ACI World does not consider member airports as “customers” or a “market” for APEX services per se but instead as beneficiaries. ACI membership also is not a requirement to participate in APEX but is advantageous. “The main APEX services are oriented toward ACI members, so the program definitely is for the members,” Cioranu said. “If we have a request from a non-member airport, we definitely will give it consideration — provided that we have the resources and such a safety review would not be detrimental to a member, such as postponing a scheduled safety review or creating an inconvenience.
“Any airport potentially could be a beneficiary of the program. We do not focus necessarily on developing states, developed states, a specific airport size or a region; APEX is open to everybody. Under our concept, however, we may focus on specific operational contexts or issues such as runway incursions and excursions or an SMS, which is not yet in place at some airports.”
Safety partners typically are selected for a team assigned to a particular mission. “We look at the ACI member airports in a region, and we contact them to see which has available a person with specific expertise and experience — for example, in aircraft rescue and firefighting,” Cioranu said.
The idea behind airport professionals exchanging safety knowledge and experience with their counterparts at other airports has several facets. “Peer-to-peer definitely means mutual respect and welcoming external assistance,” Cioranu said. ACI members might assume that sharing experiences in APEX is a one-way process, from safety partners to the host airport, but that has been disproved during the pilot phase. “It may be counterintuitive, but when the safety partners go home, they realize they have received great value and benefit — that this was a learning exercise for everybody. Looking beyond the processes at their own airport was like ‘thinking outside the box.’” Ongoing mentoring also is planned. Such a relationship developed when ACSA invited people from Maputo to receive further training in South Africa and began considering further exchanges, he noted.
So far, ACI World has been able to accommodate every airport seeking APEX services, although not necessarily for specific dates requested. “We’re now treating every request on a first-come, first-served basis unless there’s a specific reason why an airport’s request would need to be given higher priority,” he said.
Because APEX processes were set up to move from the airport-request stage to the final-report stage within 16 weeks, any airport facing an acute safety issue should be able to receive timely assistance after APEX has completed the pilot phase. Procedures in that event would include consultation with ICAO in evaluating the urgency and defining the mission.
Also envisioned are scenarios in which a state requests APEX safety reviews of multiple airports at or around the same time. This scenario aligns with the APEX intent to encourage former host airports to take turns as safety partners within their state. “It makes perfect sense to have people coming from other airports to attend a safety review in the same state to gain the methodology, knowledge and access to a pool of experts,” Cioranu said.

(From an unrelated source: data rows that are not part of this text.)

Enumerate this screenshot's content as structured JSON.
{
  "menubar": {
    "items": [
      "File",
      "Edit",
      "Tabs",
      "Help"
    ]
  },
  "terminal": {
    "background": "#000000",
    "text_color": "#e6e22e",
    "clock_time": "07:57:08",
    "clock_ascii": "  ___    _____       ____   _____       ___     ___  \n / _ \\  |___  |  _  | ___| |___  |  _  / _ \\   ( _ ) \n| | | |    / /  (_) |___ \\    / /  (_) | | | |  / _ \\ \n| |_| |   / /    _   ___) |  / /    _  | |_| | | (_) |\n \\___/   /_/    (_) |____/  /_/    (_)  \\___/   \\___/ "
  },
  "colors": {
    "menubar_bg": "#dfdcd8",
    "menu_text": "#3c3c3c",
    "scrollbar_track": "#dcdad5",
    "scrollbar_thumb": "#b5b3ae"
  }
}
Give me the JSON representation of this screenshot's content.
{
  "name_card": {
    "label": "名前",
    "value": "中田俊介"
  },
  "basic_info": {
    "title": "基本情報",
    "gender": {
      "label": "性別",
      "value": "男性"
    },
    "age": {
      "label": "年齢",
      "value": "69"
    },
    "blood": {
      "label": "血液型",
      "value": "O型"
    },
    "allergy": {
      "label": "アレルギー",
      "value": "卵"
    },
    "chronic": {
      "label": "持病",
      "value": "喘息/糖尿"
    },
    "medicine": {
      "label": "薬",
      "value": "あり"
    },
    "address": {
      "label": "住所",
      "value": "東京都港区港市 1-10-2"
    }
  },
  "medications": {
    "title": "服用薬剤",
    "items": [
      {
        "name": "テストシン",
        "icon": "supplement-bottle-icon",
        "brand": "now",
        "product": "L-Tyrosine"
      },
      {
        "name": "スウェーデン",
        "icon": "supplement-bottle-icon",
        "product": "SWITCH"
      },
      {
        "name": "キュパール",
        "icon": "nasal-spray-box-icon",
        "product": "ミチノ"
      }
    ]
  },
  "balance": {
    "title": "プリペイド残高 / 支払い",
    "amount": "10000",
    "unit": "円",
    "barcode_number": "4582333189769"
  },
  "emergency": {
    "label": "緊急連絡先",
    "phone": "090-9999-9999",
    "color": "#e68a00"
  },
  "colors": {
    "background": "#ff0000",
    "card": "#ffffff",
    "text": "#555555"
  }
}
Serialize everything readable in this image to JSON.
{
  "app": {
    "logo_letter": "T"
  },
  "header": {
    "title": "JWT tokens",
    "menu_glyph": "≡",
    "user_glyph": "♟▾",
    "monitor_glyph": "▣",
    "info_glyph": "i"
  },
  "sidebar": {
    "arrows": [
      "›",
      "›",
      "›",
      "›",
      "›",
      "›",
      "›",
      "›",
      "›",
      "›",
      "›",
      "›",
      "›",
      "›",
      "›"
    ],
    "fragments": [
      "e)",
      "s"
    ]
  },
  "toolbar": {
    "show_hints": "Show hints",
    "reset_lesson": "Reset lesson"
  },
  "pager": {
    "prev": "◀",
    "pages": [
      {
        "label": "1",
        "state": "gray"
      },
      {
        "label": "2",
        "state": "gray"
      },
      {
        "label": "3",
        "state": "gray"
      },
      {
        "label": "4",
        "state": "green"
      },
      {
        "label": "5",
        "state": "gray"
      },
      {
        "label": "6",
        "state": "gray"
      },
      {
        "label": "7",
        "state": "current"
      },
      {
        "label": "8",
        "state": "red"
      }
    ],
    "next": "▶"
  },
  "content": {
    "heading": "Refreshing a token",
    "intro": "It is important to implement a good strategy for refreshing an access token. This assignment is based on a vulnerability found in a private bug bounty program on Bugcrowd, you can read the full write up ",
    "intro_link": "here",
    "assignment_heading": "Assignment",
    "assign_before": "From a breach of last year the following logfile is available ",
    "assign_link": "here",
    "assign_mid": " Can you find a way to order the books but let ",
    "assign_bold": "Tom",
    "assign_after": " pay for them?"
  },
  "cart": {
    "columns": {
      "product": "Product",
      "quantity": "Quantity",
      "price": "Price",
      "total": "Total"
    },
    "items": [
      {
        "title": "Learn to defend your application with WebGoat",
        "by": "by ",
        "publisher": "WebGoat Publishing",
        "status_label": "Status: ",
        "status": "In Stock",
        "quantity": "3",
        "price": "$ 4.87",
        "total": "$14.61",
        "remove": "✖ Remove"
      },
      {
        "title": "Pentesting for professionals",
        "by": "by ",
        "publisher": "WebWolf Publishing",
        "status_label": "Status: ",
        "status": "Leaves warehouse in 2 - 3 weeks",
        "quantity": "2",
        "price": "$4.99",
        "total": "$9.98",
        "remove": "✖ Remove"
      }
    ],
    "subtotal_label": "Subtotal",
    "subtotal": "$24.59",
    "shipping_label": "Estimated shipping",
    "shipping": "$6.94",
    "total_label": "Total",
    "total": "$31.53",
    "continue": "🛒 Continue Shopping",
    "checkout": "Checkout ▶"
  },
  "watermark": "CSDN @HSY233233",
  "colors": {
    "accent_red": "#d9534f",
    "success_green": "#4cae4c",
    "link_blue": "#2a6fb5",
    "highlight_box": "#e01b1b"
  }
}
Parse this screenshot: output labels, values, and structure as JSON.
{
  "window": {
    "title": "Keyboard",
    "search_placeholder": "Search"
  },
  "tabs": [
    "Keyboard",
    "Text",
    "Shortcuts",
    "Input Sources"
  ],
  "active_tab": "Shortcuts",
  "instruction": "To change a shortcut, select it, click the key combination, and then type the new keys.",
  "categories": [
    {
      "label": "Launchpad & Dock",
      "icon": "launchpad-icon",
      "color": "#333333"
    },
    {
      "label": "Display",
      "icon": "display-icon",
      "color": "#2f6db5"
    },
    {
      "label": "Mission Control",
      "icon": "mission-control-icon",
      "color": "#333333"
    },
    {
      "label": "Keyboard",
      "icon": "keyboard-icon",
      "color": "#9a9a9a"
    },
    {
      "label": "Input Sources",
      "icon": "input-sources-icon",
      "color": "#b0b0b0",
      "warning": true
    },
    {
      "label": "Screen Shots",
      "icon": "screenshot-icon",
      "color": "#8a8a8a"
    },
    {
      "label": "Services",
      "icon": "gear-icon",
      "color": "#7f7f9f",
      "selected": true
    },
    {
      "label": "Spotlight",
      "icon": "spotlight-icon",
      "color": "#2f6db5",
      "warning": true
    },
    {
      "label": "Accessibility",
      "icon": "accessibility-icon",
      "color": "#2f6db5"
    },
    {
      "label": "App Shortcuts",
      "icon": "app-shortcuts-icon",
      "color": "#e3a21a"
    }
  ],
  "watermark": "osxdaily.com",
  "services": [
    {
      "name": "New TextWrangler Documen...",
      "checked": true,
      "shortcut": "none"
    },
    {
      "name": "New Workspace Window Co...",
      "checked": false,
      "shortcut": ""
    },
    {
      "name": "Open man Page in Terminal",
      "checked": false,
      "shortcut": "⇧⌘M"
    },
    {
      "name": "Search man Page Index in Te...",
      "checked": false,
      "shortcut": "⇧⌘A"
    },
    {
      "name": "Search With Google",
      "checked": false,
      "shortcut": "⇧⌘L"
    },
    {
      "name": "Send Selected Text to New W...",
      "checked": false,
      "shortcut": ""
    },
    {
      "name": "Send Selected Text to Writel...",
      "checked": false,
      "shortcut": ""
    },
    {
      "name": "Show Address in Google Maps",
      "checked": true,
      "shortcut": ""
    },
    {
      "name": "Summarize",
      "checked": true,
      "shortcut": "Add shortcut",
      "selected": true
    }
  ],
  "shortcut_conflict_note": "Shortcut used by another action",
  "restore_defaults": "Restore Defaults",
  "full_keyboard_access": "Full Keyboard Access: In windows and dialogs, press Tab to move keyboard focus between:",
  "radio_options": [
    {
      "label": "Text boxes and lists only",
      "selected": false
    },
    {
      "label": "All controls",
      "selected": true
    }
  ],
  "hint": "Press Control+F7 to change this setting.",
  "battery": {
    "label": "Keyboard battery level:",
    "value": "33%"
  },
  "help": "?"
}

The final report produced after a safety review is important. But relatively speaking, this step is a formality compared with the APEX exit debriefing and the immediate steps taken by the host airport to begin implementing its action plan. “The debriefing involves the senior management at the host airport, and whoever else they deem necessary,” Cioranu said. “Whatever the final report says will have been known from the debriefing.”
After the final report has been delivered, APEX will be open to requests for less-intensive on-site visits by a few safety partners who can lend support to implementation of the host airport’s action plan.
- ACI World. APEX Reference Document. Version 1.2, Feb. 2, 2012. The data are from USOAP 2009 results, ACI said.